Start of Records provided
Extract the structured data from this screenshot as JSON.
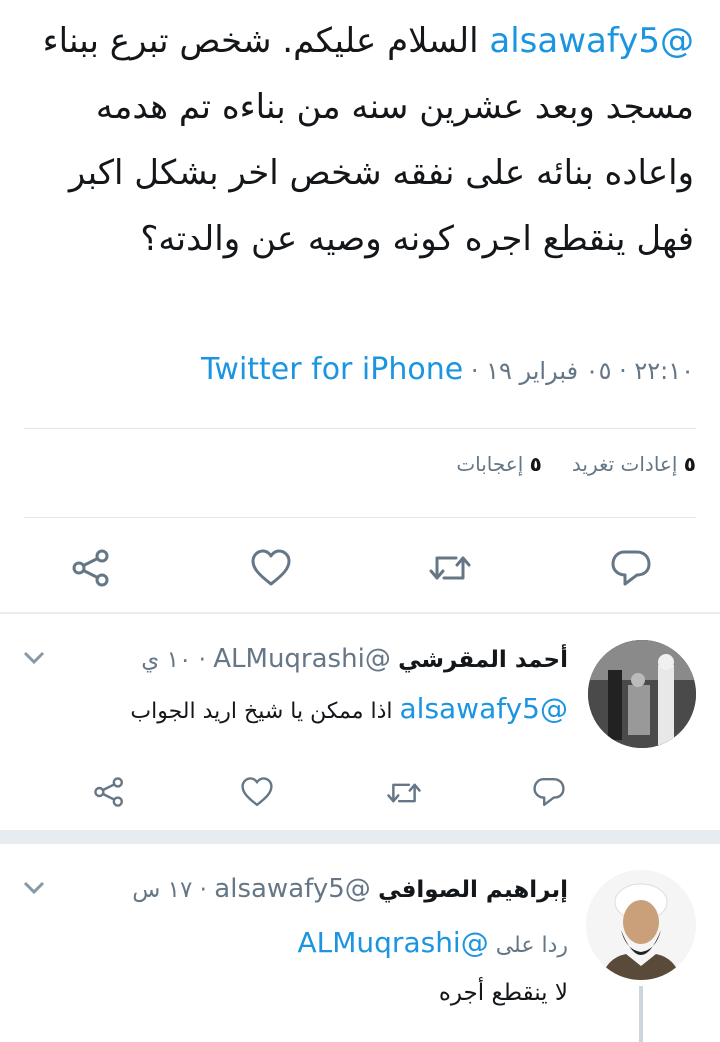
{
  "main_tweet": {
    "mention": "@alsawafy5",
    "text": " السلام عليكم. شخص تبرع ببناء مسجد وبعد عشرين سنه من بناءه تم هدمه واعاده بنائه على نفقه شخص اخر بشكل اكبر فهل ينقطع اجره كونه وصيه عن والدته؟",
    "time": "٢٢:١٠ · ٠٥ فبراير ١٩ · ",
    "source": "Twitter for iPhone",
    "retweets_count": "٥",
    "retweets_label": "إعادات تغريد",
    "likes_count": "٥",
    "likes_label": "إعجابات"
  },
  "replies": [
    {
      "name": "أحمد المقرشي",
      "handle": "@ALMuqrashi",
      "time": " · ١٠ ي",
      "mention": "@alsawafy5",
      "text": " اذا ممكن يا شيخ اريد الجواب"
    },
    {
      "name": "إبراهيم الصوافي",
      "handle": "@alsawafy5",
      "time": " · ١٧ س",
      "reply_to_label": "ردا على ",
      "reply_to_handle": "@ALMuqrashi",
      "text": "لا ينقطع أجره"
    }
  ],
  "icons": [
    "share-icon",
    "heart-icon",
    "retweet-icon",
    "reply-icon",
    "chevron-down-icon"
  ],
  "colors": {
    "link": "#1b95e0",
    "muted": "#657786",
    "divider": "#e1e8ed",
    "icon": "#657786"
  }
}
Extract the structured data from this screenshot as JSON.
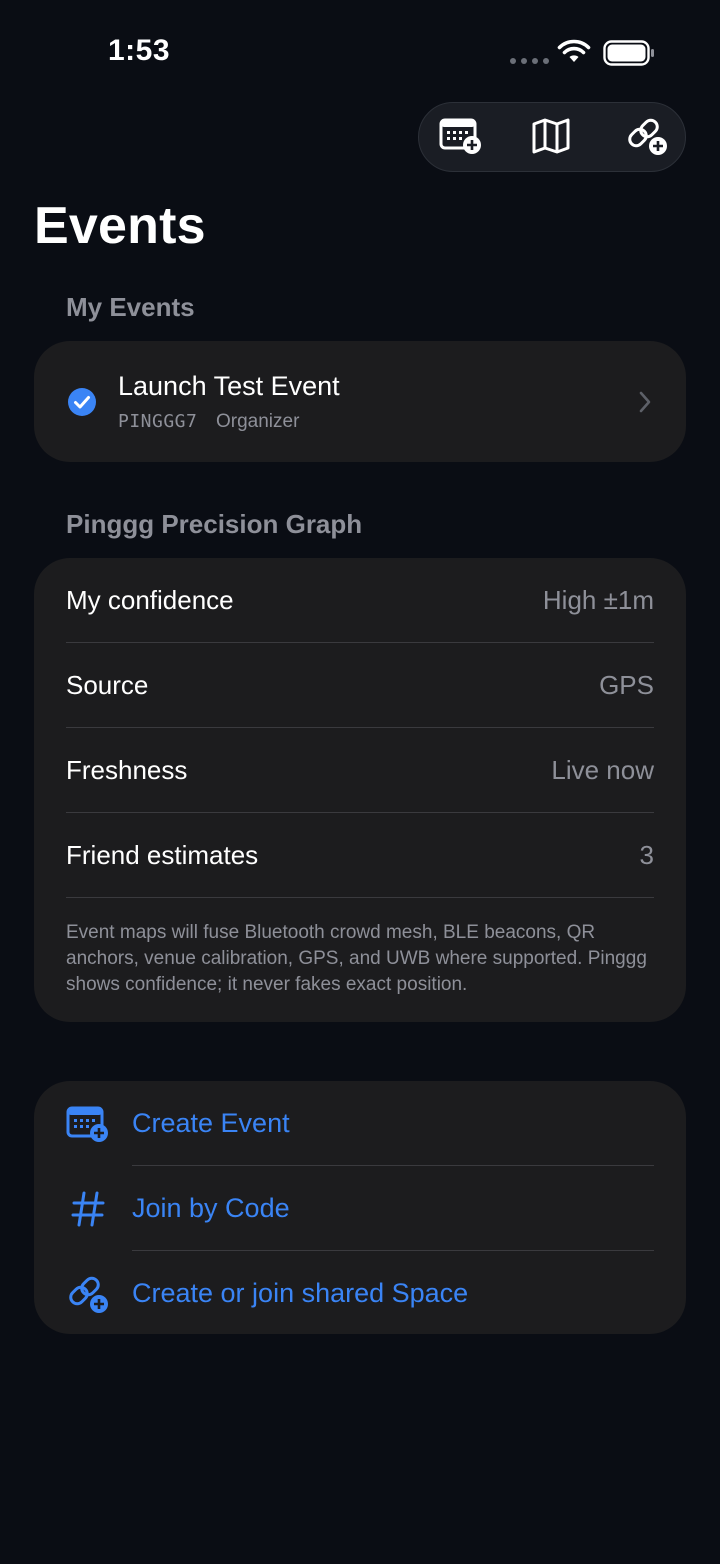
{
  "status_bar": {
    "time": "1:53",
    "icons": [
      "signal-dots-icon",
      "wifi-icon",
      "battery-icon"
    ]
  },
  "toolbar": {
    "buttons": [
      {
        "icon": "calendar-add-icon"
      },
      {
        "icon": "map-icon"
      },
      {
        "icon": "link-add-icon"
      }
    ]
  },
  "page": {
    "title": "Events"
  },
  "my_events": {
    "header": "My Events",
    "items": [
      {
        "title": "Launch Test Event",
        "code": "PINGGG7",
        "role": "Organizer",
        "icon": "checkmark-circle-icon"
      }
    ]
  },
  "precision_graph": {
    "header": "Pinggg Precision Graph",
    "rows": [
      {
        "key": "My confidence",
        "value": "High ±1m"
      },
      {
        "key": "Source",
        "value": "GPS"
      },
      {
        "key": "Freshness",
        "value": "Live now"
      },
      {
        "key": "Friend estimates",
        "value": "3"
      }
    ],
    "note": "Event maps will fuse Bluetooth crowd mesh, BLE beacons, QR anchors, venue calibration, GPS, and UWB where supported. Pinggg shows confidence; it never fakes exact position."
  },
  "actions": [
    {
      "label": "Create Event",
      "icon": "calendar-add-icon"
    },
    {
      "label": "Join by Code",
      "icon": "hash-icon"
    },
    {
      "label": "Create or join shared Space",
      "icon": "link-add-icon"
    }
  ],
  "colors": {
    "background": "#0a0d14",
    "card": "#1c1c1e",
    "accent": "#3a84f5",
    "secondary_text": "#8e9099"
  }
}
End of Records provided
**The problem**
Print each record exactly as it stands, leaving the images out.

**Exercise result**
Extract the structured data from this screenshot as JSON.
{
  "main_tweet": {
    "mention": "@alsawafy5",
    "text": " السلام عليكم. شخص تبرع ببناء مسجد وبعد عشرين سنه من بناءه تم هدمه واعاده بنائه على نفقه شخص اخر بشكل اكبر فهل ينقطع اجره كونه وصيه عن والدته؟",
    "time": "٢٢:١٠ · ٠٥ فبراير ١٩ · ",
    "source": "Twitter for iPhone",
    "retweets_count": "٥",
    "retweets_label": "إعادات تغريد",
    "likes_count": "٥",
    "likes_label": "إعجابات"
  },
  "replies": [
    {
      "name": "أحمد المقرشي",
      "handle": "@ALMuqrashi",
      "time": " · ١٠ ي",
      "mention": "@alsawafy5",
      "text": " اذا ممكن يا شيخ اريد الجواب"
    },
    {
      "name": "إبراهيم الصوافي",
      "handle": "@alsawafy5",
      "time": " · ١٧ س",
      "reply_to_label": "ردا على ",
      "reply_to_handle": "@ALMuqrashi",
      "text": "لا ينقطع أجره"
    }
  ],
  "icons": [
    "share-icon",
    "heart-icon",
    "retweet-icon",
    "reply-icon",
    "chevron-down-icon"
  ],
  "colors": {
    "link": "#1b95e0",
    "muted": "#657786",
    "divider": "#e1e8ed",
    "icon": "#657786"
  }
}
Extract the structured data from this screenshot as JSON.
{
  "status_bar": {
    "time": "1:53",
    "icons": [
      "signal-dots-icon",
      "wifi-icon",
      "battery-icon"
    ]
  },
  "toolbar": {
    "buttons": [
      {
        "icon": "calendar-add-icon"
      },
      {
        "icon": "map-icon"
      },
      {
        "icon": "link-add-icon"
      }
    ]
  },
  "page": {
    "title": "Events"
  },
  "my_events": {
    "header": "My Events",
    "items": [
      {
        "title": "Launch Test Event",
        "code": "PINGGG7",
        "role": "Organizer",
        "icon": "checkmark-circle-icon"
      }
    ]
  },
  "precision_graph": {
    "header": "Pinggg Precision Graph",
    "rows": [
      {
        "key": "My confidence",
        "value": "High ±1m"
      },
      {
        "key": "Source",
        "value": "GPS"
      },
      {
        "key": "Freshness",
        "value": "Live now"
      },
      {
        "key": "Friend estimates",
        "value": "3"
      }
    ],
    "note": "Event maps will fuse Bluetooth crowd mesh, BLE beacons, QR anchors, venue calibration, GPS, and UWB where supported. Pinggg shows confidence; it never fakes exact position."
  },
  "actions": [
    {
      "label": "Create Event",
      "icon": "calendar-add-icon"
    },
    {
      "label": "Join by Code",
      "icon": "hash-icon"
    },
    {
      "label": "Create or join shared Space",
      "icon": "link-add-icon"
    }
  ],
  "colors": {
    "background": "#0a0d14",
    "card": "#1c1c1e",
    "accent": "#3a84f5",
    "secondary_text": "#8e9099"
  }
}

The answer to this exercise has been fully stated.